“We are asking the Minister to reconsider the immediacy of her decisions to mitigate the catastrophic impacts. An inclusive and transparent process that will provide time to complete the production cycle, adjust our future production plans and consult with our local communities will help to minimise the real and immediate damage that her reckless decisions have created. Without this, more than 10.7 million salmon and 200 million meals will be destroyed.”

The BCSFA-commissioned report lists the impacts of the farm closures.
The BCSFA-commissioned report lists the impacts of the farm closures.

New negotiation call

The BC Salmon Farmers’ Association (BCSFA) today published a report it commissioned on the effects of the farm closures and called on the Canadian government to set aside Jordan’s decision and engage in a new negotiation process.

The report, by economics firm RIAS Inc., said there would be long-term impacts on numerous communities and more than 1,500 jobs could be lost.

These include at least 690 direct salmon farming jobs at broodstock sites, hatcheries, smolt farms, marine sites and at primary processing facilities.

Genuine reconciliation

The report said that 222 families have a member working on one of the Discovery Island farms, leading to an average loss of $79,000-plus in salary and benefits. A salmon farm worker in many Indigenous and non-Indigenous households is the primary wage earner, it said.

“Reading this report when it arrived was heart-wrenching,” said BCSFA executive director John Paul Fraser.

“We have been speaking about the impacts of this rushed, ill-considered decision since the day it was made, but this report really captured just how widespread the human and animal welfare impacts will be.

“Thankfully, we are also able to offer a reasonable, respectful way forward, one consistent with genuine reconciliation with First Nations and real engagement with all parties. The ball is now in the government’s court, and we ask them to seriously, and urgently, consider this reasonable way forward.”

With only cursory consultation with affected parties, it is unclear how the true impacts of this decision were considered as part of the government’s decision-making process.

Report author Doug Blair

Report author Doug Blair, an economist and managing director of RIAS Inc., said that in his research he found significant concern with the lack of consultation by Jordan, leading her to make a rushed decision without understanding the implications and seemingly no plan to manage impacts.

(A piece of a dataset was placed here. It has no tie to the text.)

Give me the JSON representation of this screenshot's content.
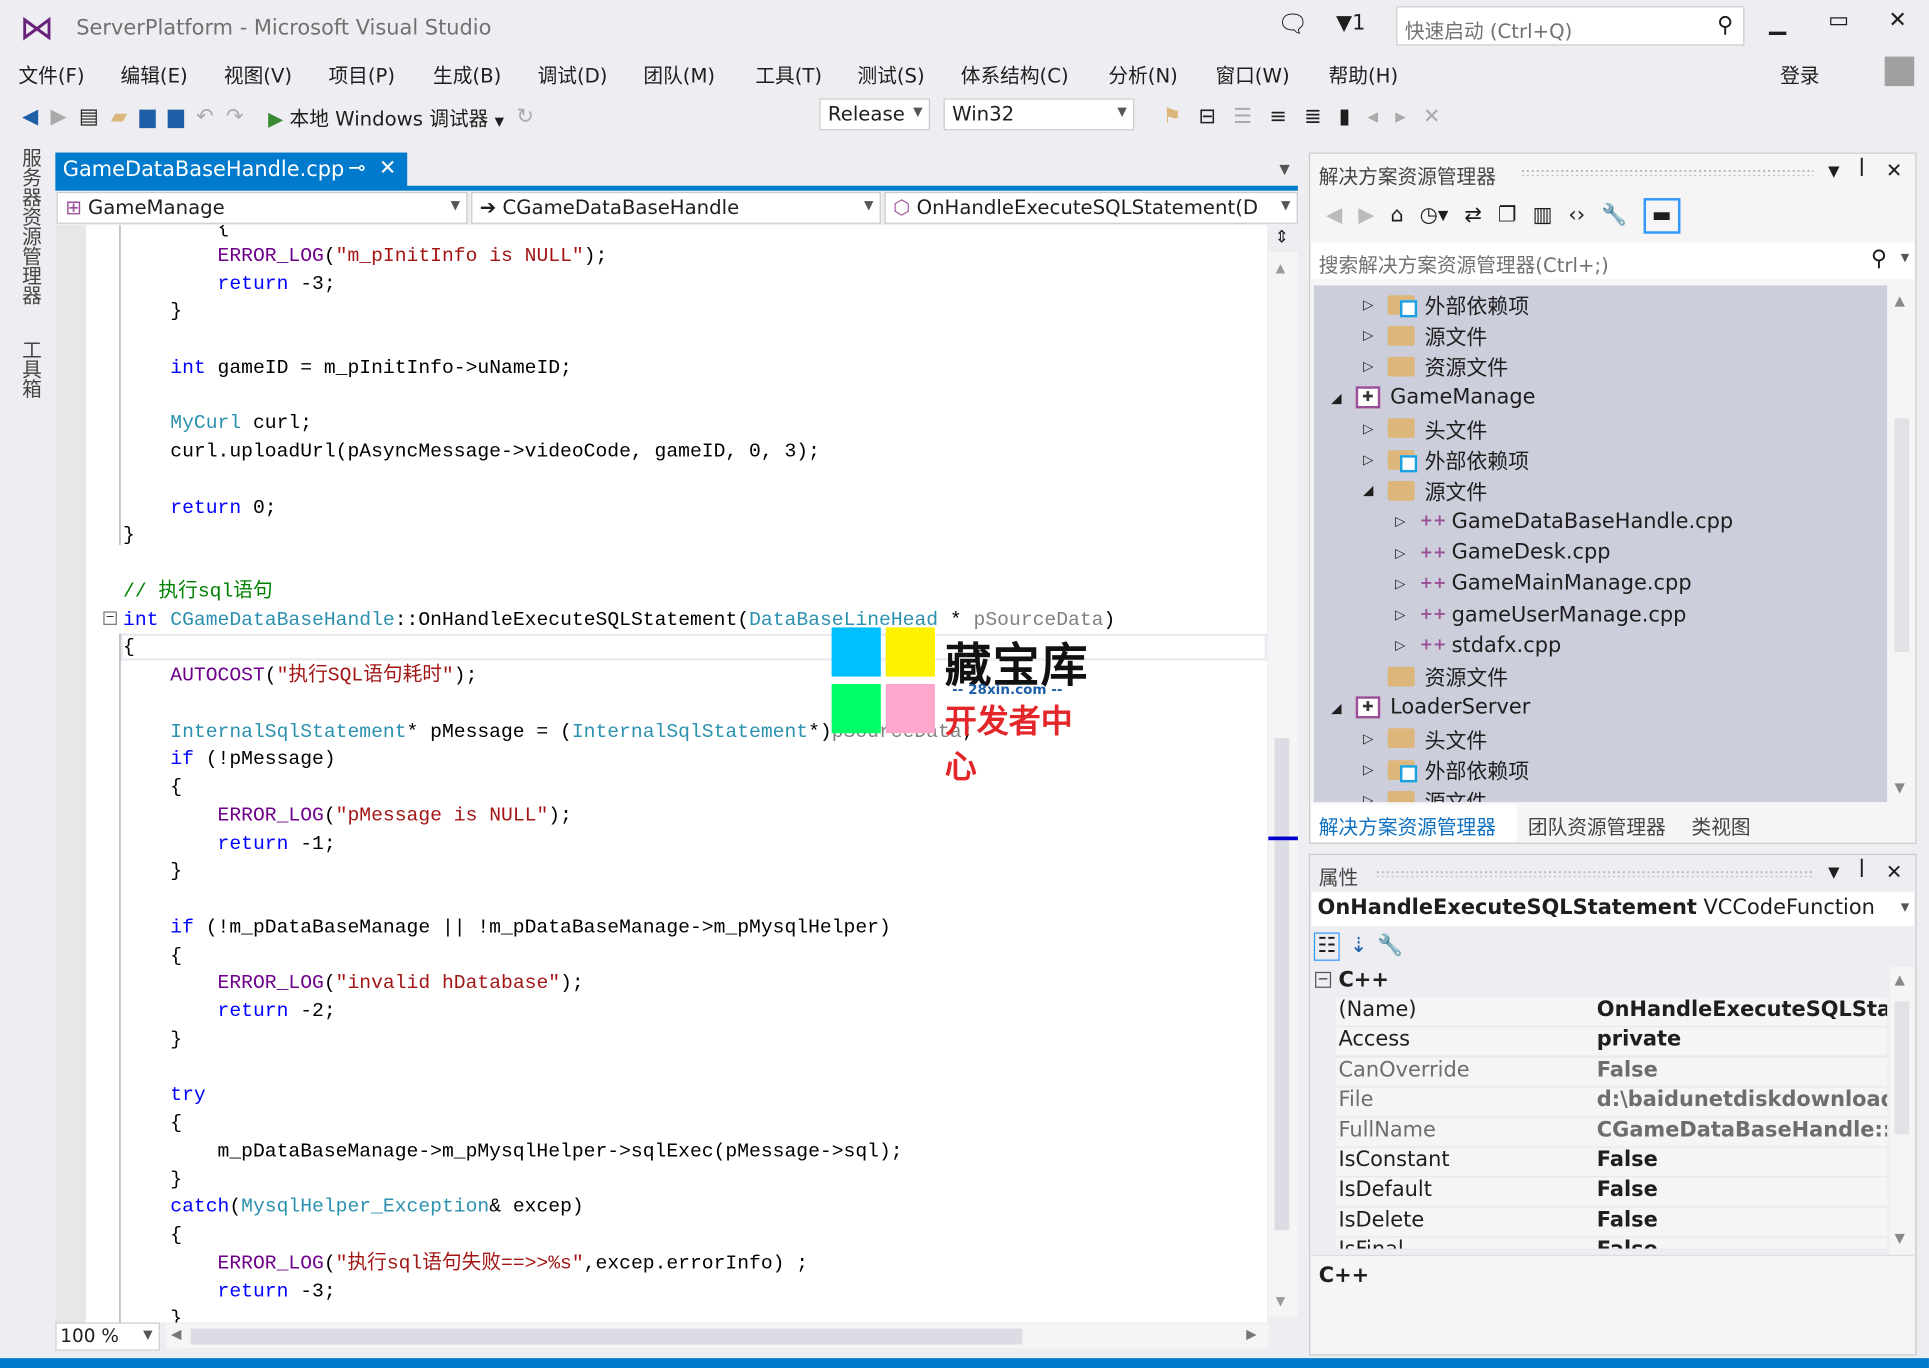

“With only cursory consultation with affected parties, it is unclear how the true impacts of this decision were considered as part of the government’s decision-making process,” Blair said. “The only way to avoid the severe damages shown in our report would be for the government to revisit this decision and engage in a genuine process of consultation with all parties aimed at finding a better way forward. As it is, left unchanged this decision will be devastating.”

Heart-breaking phone calls

Mowi’s Dobrinsky warned that if left unchanged, the closure process was going to be “brutal” on salmon farmers.

He told the Times Colonist newspaper: “I get heart-breaking phone calls from people on an almost daily basis. They ask how they will pay their mortgage, if they should be looking for another job and how will they manage in the future.”

Dobrinsky said operations outside the immediate Discovery Islands area could be impacted. For example, Mowi’s 72-employee Surrey plant which packages salmon into portions is likely to see cuts, and a new smoked salmon facility being built in Klemtu, off BC’s north coast, is expected to be hit.

First Nation ‘railroaded’ by government

Jordan made her closure decision after consultation with seven First Nations in whose traditional territories the farms are sited. The Nations backed the closure, as they believe salmon farms are responsible for spreading lice and disease to wild salmon populations, despite several studies saying farms pose only a “minimal” threat.

But it has since emerged that two of the First Nations involved are unhappy with what they regard as inadequate consultation by Jordan, and that they weren’t given a say on the timescale of the closures. Former We Wai Kai chief Brian Assu said the Nation was “railroaded” by the federal government.